**THE PROBLEM**
Find every line of the records that has "ETLA" and return it.

Dataset rows for apps and sites
▬▬▬

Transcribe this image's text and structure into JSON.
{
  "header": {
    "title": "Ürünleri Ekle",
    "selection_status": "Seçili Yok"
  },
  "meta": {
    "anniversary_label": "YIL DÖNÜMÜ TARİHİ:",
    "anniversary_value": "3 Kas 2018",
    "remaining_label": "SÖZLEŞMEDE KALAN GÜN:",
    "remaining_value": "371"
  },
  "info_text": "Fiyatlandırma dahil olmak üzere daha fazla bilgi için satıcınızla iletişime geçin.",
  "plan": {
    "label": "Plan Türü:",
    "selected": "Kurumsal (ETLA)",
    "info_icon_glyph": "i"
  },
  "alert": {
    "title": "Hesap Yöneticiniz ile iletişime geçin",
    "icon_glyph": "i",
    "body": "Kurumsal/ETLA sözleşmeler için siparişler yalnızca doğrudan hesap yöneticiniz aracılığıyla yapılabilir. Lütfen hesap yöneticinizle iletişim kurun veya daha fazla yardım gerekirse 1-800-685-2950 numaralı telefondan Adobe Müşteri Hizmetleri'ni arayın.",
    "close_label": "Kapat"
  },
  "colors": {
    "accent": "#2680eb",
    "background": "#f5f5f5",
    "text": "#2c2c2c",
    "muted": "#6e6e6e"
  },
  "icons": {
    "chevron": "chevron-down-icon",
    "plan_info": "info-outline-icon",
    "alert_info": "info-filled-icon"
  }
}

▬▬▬

**SOLUTION BELOW**
    "selected": "Kurumsal (ETLA)",
    "body": "Kurumsal/ETLA sözleşmeler için siparişler yalnızca doğrudan hesap yöneticiniz aracılığıyla yapılabilir. Lütfen hesap yöneticinizle iletişim kurun veya daha fazla yardım gerekirse 1-800-685-2950 numaralı telefondan Adobe Müşteri Hizmetleri'ni arayın.",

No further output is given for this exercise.